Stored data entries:
━━━━━━━━━━━━━━━━━━━━━━━━━━━━━━

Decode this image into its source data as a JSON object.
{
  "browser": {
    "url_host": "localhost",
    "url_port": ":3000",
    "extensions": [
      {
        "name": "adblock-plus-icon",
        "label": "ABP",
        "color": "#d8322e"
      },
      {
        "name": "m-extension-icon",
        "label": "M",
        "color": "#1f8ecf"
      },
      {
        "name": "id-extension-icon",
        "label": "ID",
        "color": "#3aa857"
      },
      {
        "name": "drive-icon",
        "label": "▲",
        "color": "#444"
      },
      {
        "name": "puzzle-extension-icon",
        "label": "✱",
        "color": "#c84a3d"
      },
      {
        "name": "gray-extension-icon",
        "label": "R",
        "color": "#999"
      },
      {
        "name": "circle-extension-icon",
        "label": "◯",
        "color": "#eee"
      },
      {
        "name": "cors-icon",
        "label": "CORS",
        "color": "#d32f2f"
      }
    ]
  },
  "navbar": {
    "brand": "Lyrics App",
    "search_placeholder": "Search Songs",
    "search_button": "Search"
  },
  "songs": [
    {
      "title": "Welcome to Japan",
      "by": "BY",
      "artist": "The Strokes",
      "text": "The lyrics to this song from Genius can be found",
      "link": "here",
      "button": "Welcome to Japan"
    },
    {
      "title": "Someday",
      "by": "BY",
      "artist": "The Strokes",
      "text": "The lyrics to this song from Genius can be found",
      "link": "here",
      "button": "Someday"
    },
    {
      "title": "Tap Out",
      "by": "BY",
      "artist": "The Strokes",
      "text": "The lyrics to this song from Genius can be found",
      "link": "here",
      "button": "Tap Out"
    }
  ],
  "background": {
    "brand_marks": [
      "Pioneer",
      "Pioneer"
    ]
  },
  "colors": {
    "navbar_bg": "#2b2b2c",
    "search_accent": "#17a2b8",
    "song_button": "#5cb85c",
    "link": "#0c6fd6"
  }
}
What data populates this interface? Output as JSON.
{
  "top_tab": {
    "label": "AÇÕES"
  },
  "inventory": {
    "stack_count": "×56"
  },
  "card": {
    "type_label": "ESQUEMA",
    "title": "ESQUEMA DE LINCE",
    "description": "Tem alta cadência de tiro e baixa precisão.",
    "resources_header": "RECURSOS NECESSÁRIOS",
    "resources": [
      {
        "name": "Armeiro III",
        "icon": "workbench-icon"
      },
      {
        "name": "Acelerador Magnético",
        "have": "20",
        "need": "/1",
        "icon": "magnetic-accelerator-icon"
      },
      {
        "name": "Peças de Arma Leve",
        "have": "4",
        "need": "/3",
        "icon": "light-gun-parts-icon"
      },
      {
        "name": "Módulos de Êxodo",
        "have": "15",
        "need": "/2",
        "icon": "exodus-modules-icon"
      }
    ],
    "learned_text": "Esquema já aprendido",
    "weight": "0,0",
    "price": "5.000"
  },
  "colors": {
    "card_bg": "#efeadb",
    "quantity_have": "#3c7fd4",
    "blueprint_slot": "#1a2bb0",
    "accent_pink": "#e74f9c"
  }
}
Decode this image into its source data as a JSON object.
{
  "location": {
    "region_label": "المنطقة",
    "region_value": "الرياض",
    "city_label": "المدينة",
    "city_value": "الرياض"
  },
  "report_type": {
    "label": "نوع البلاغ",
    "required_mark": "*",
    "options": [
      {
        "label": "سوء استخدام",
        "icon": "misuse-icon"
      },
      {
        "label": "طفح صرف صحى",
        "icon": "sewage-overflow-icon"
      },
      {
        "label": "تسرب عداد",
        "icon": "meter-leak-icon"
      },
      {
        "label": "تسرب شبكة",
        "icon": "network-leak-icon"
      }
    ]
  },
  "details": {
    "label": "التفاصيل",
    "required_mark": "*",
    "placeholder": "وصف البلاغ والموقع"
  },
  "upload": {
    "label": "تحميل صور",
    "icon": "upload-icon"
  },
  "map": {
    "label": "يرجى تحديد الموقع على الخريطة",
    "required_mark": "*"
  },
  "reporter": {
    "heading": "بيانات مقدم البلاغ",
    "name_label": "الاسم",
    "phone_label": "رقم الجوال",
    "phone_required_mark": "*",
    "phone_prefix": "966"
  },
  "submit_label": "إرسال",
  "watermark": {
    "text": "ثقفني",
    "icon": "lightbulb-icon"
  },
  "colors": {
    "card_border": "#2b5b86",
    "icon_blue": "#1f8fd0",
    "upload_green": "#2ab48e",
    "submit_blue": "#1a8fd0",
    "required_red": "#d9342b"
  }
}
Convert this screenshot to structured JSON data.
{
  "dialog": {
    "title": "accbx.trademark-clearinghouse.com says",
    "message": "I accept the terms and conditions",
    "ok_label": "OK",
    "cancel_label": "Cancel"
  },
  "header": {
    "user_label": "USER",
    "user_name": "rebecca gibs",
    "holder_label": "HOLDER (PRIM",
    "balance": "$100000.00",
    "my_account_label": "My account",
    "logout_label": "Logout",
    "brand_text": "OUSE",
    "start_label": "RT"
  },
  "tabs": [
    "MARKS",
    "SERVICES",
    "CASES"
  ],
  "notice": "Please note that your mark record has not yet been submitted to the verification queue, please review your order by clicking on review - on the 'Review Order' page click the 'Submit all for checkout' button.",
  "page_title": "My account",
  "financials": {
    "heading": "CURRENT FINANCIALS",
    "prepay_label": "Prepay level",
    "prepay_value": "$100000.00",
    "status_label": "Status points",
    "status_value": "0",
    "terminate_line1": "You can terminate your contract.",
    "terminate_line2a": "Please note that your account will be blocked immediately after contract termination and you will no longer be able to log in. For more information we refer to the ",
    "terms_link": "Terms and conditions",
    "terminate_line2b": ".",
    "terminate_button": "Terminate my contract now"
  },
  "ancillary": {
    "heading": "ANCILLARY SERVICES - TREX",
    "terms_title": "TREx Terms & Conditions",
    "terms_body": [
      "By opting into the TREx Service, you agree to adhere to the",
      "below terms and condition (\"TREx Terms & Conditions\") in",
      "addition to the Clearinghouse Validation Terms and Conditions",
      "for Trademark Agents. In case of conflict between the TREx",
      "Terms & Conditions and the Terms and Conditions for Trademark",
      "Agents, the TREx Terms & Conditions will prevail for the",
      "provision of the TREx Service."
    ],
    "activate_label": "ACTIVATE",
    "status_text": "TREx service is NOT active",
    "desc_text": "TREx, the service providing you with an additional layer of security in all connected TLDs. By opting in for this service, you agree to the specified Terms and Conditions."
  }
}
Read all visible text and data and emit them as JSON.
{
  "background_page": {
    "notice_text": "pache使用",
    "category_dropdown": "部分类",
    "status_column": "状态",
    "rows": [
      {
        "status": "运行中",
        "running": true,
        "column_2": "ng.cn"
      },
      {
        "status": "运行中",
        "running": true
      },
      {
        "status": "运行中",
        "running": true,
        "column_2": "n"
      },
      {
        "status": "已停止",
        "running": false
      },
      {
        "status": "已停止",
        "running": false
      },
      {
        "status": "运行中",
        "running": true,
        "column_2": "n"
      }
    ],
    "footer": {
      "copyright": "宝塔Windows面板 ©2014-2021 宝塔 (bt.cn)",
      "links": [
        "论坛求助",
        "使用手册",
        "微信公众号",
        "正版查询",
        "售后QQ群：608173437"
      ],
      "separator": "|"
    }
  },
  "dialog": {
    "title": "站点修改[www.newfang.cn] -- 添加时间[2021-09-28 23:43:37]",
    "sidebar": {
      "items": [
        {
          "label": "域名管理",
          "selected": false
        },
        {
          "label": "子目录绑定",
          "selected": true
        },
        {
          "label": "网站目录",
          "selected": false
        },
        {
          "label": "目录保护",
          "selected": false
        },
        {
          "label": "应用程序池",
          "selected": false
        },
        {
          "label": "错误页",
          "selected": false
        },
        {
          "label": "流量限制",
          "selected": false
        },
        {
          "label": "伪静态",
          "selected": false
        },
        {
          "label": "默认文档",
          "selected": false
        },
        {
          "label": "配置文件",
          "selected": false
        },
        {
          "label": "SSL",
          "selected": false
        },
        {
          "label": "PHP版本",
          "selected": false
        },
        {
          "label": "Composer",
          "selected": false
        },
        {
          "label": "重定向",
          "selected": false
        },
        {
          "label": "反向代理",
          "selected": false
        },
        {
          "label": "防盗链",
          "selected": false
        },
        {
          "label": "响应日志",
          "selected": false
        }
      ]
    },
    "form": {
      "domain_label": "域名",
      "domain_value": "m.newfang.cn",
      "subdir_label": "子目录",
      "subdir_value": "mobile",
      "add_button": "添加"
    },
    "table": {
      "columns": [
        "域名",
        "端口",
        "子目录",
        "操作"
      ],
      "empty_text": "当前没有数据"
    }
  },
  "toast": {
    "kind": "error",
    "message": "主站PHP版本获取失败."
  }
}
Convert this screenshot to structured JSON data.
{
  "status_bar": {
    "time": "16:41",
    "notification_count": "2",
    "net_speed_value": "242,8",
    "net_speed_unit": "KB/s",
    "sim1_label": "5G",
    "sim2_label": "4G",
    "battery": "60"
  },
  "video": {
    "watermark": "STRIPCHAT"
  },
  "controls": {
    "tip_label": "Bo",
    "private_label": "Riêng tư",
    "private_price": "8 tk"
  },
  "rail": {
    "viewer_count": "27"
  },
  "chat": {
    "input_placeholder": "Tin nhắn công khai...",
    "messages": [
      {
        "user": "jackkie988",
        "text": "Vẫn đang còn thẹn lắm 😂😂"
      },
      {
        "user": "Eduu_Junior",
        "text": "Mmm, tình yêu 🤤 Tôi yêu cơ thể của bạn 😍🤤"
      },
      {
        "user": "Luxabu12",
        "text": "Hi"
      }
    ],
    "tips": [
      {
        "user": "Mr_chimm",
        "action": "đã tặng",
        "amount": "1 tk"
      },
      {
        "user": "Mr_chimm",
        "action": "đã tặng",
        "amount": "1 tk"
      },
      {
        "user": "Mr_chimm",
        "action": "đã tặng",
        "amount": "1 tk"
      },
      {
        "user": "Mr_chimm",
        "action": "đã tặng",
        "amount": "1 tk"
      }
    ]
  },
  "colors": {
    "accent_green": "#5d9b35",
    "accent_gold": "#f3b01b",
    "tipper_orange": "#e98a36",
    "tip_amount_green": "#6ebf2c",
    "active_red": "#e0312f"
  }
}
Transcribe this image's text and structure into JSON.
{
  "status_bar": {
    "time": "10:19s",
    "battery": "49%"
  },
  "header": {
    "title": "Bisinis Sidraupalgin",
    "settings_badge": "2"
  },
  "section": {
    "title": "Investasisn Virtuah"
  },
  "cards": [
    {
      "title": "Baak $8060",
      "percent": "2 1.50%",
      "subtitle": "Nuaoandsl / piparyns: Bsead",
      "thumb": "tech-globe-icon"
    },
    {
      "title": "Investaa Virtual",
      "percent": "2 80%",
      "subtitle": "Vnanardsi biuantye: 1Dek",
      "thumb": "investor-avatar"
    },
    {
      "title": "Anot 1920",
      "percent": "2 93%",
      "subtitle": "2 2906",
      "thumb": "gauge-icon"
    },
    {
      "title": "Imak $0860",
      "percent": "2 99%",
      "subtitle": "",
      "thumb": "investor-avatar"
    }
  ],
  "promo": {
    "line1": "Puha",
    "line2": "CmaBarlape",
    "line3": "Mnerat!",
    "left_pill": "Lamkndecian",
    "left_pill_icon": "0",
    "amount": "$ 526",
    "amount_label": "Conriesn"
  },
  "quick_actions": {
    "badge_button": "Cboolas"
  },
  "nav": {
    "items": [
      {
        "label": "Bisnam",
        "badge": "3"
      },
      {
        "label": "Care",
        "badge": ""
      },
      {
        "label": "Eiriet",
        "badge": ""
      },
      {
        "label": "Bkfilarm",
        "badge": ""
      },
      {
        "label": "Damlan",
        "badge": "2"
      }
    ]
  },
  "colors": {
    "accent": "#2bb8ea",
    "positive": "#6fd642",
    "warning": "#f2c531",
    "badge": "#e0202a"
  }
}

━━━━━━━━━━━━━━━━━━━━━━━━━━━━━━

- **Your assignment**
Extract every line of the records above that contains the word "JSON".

- **Reply to the task**
Decode this image into its source data as a JSON object.
What data populates this interface? Output as JSON.
Decode this image into its source data as a JSON object.
Convert this screenshot to structured JSON data.
Read all visible text and data and emit them as JSON.
Convert this screenshot to structured JSON data.
Transcribe this image's text and structure into JSON.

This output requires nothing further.